[Input records — start]
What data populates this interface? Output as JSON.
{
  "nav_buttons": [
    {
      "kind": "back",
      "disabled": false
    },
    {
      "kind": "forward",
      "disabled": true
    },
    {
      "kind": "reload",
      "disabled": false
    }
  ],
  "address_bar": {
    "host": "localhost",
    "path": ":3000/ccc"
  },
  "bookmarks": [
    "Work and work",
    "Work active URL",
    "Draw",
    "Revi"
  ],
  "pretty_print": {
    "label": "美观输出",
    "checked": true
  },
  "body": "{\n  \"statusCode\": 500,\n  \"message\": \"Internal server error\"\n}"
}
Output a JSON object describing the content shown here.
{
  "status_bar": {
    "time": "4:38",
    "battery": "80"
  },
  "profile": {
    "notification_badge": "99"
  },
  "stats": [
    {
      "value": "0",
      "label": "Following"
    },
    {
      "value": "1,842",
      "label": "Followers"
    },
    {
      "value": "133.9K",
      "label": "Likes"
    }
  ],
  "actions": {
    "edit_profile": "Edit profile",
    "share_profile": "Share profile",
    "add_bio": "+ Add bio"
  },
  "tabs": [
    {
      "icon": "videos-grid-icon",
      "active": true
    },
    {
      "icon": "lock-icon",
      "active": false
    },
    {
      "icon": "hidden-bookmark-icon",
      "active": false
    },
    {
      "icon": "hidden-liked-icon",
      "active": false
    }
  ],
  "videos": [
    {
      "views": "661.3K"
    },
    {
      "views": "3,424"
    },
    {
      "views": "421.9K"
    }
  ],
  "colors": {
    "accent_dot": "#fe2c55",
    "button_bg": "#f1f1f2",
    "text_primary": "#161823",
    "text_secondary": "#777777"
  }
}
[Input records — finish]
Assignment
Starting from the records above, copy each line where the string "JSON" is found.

Your solution
What data populates this interface? Output as JSON.
Output a JSON object describing the content shown here.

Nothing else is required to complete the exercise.